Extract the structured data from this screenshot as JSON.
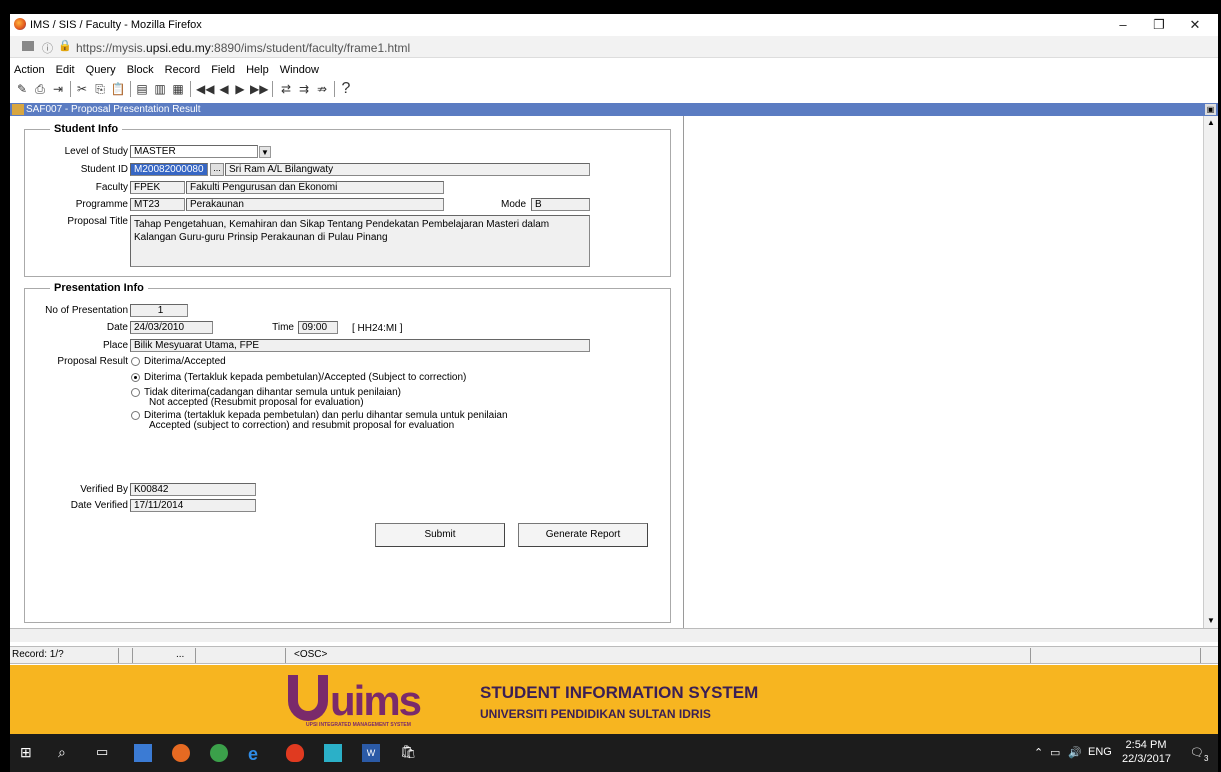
{
  "window": {
    "title": "IMS / SIS / Faculty - Mozilla Firefox",
    "url_prefix": "https://mysis.",
    "url_host": "upsi.edu.my",
    "url_suffix": ":8890/ims/student/faculty/frame1.html",
    "minimize": "–",
    "restore": "❐",
    "close": "✕"
  },
  "menu": [
    "Action",
    "Edit",
    "Query",
    "Block",
    "Record",
    "Field",
    "Help",
    "Window"
  ],
  "toolbar": {
    "help": "?"
  },
  "form": {
    "title": "SAF007 - Proposal Presentation Result",
    "max_glyph": "▣"
  },
  "student_info": {
    "group_title": "Student Info",
    "level_label": "Level of Study",
    "level_value": "MASTER",
    "student_id_label": "Student ID",
    "student_id_value": "M20082000080",
    "lov_button": "...",
    "student_name": "Sri Ram A/L Bilangwaty",
    "faculty_label": "Faculty",
    "faculty_code": "FPEK",
    "faculty_name": "Fakulti Pengurusan dan Ekonomi",
    "programme_label": "Programme",
    "programme_code": "MT23",
    "programme_name": "Perakaunan",
    "mode_label": "Mode",
    "mode_value": "B",
    "proposal_title_label": "Proposal Title",
    "proposal_title_value": "Tahap Pengetahuan, Kemahiran dan Sikap Tentang Pendekatan Pembelajaran Masteri dalam Kalangan Guru-guru Prinsip Perakaunan di Pulau Pinang"
  },
  "presentation_info": {
    "group_title": "Presentation Info",
    "no_label": "No of Presentation",
    "no_value": "1",
    "date_label": "Date",
    "date_value": "24/03/2010",
    "time_label": "Time",
    "time_value": "09:00",
    "time_format": "[ HH24:MI ]",
    "place_label": "Place",
    "place_value": "Bilik Mesyuarat Utama, FPE",
    "result_label": "Proposal Result",
    "results": [
      {
        "line1": "Diterima/Accepted",
        "line2": "",
        "selected": false
      },
      {
        "line1": "Diterima (Tertakluk kepada pembetulan)/Accepted (Subject to correction)",
        "line2": "",
        "selected": true
      },
      {
        "line1": "Tidak diterima(cadangan dihantar semula untuk penilaian)",
        "line2": "Not accepted (Resubmit proposal for evaluation)",
        "selected": false
      },
      {
        "line1": "Diterima (tertakluk kepada pembetulan) dan perlu dihantar semula untuk penilaian",
        "line2": "Accepted (subject to correction) and resubmit proposal for evaluation",
        "selected": false
      }
    ],
    "verified_by_label": "Verified By",
    "verified_by_value": "K00842",
    "date_verified_label": "Date Verified",
    "date_verified_value": "17/11/2014"
  },
  "buttons": {
    "submit": "Submit",
    "generate_report": "Generate Report"
  },
  "status": {
    "record": "Record: 1/?",
    "dots": "...",
    "osc": "<OSC>"
  },
  "banner": {
    "logo": "uims",
    "logo_sub": "UPSI INTEGRATED MANAGEMENT SYSTEM",
    "title": "STUDENT INFORMATION SYSTEM",
    "university": "UNIVERSITI PENDIDIKAN SULTAN IDRIS"
  },
  "taskbar": {
    "lang": "ENG",
    "time": "2:54 PM",
    "date": "22/3/2017",
    "notif_count": "3"
  },
  "colors": {
    "form_header": "#5b7cc2",
    "selection": "#3666c4",
    "banner": "#f7b520",
    "logo": "#7a2a6b"
  }
}
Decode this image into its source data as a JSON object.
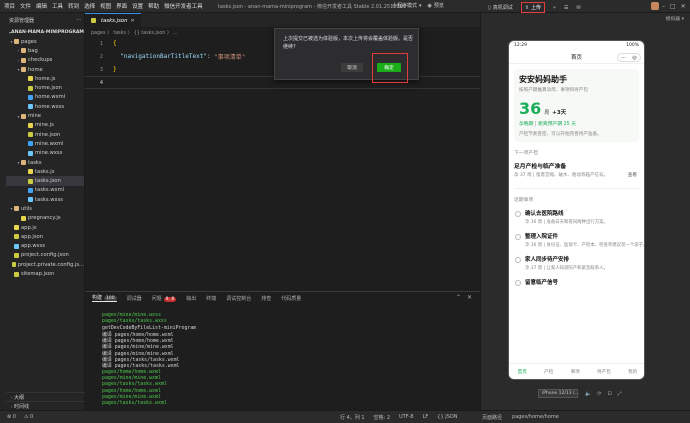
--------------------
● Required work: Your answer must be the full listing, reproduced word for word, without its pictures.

● Exercise response:
Extract the structured data from this screenshot as JSON.
{
  "window": {
    "title": "IMS / SIS / Faculty - Mozilla Firefox",
    "url_prefix": "https://mysis.",
    "url_host": "upsi.edu.my",
    "url_suffix": ":8890/ims/student/faculty/frame1.html",
    "minimize": "–",
    "restore": "❐",
    "close": "✕"
  },
  "menu": [
    "Action",
    "Edit",
    "Query",
    "Block",
    "Record",
    "Field",
    "Help",
    "Window"
  ],
  "toolbar": {
    "help": "?"
  },
  "form": {
    "title": "SAF007 - Proposal Presentation Result",
    "max_glyph": "▣"
  },
  "student_info": {
    "group_title": "Student Info",
    "level_label": "Level of Study",
    "level_value": "MASTER",
    "student_id_label": "Student ID",
    "student_id_value": "M20082000080",
    "lov_button": "...",
    "student_name": "Sri Ram A/L Bilangwaty",
    "faculty_label": "Faculty",
    "faculty_code": "FPEK",
    "faculty_name": "Fakulti Pengurusan dan Ekonomi",
    "programme_label": "Programme",
    "programme_code": "MT23",
    "programme_name": "Perakaunan",
    "mode_label": "Mode",
    "mode_value": "B",
    "proposal_title_label": "Proposal Title",
    "proposal_title_value": "Tahap Pengetahuan, Kemahiran dan Sikap Tentang Pendekatan Pembelajaran Masteri dalam Kalangan Guru-guru Prinsip Perakaunan di Pulau Pinang"
  },
  "presentation_info": {
    "group_title": "Presentation Info",
    "no_label": "No of Presentation",
    "no_value": "1",
    "date_label": "Date",
    "date_value": "24/03/2010",
    "time_label": "Time",
    "time_value": "09:00",
    "time_format": "[ HH24:MI ]",
    "place_label": "Place",
    "place_value": "Bilik Mesyuarat Utama, FPE",
    "result_label": "Proposal Result",
    "results": [
      {
        "line1": "Diterima/Accepted",
        "line2": "",
        "selected": false
      },
      {
        "line1": "Diterima (Tertakluk kepada pembetulan)/Accepted (Subject to correction)",
        "line2": "",
        "selected": true
      },
      {
        "line1": "Tidak diterima(cadangan dihantar semula untuk penilaian)",
        "line2": "Not accepted (Resubmit proposal for evaluation)",
        "selected": false
      },
      {
        "line1": "Diterima (tertakluk kepada pembetulan) dan perlu dihantar semula untuk penilaian",
        "line2": "Accepted (subject to correction) and resubmit proposal for evaluation",
        "selected": false
      }
    ],
    "verified_by_label": "Verified By",
    "verified_by_value": "K00842",
    "date_verified_label": "Date Verified",
    "date_verified_value": "17/11/2014"
  },
  "buttons": {
    "submit": "Submit",
    "generate_report": "Generate Report"
  },
  "status": {
    "record": "Record: 1/?",
    "dots": "...",
    "osc": "<OSC>"
  },
  "banner": {
    "logo": "uims",
    "logo_sub": "UPSI INTEGRATED MANAGEMENT SYSTEM",
    "title": "STUDENT INFORMATION SYSTEM",
    "university": "UNIVERSITI PENDIDIKAN SULTAN IDRIS"
  },
  "taskbar": {
    "lang": "ENG",
    "time": "2:54 PM",
    "date": "22/3/2017",
    "notif_count": "3"
  },
  "colors": {
    "form_header": "#5b7cc2",
    "selection": "#3666c4",
    "banner": "#f7b520",
    "logo": "#7a2a6b"
  }
}
Decode this image into its source data as a JSON object.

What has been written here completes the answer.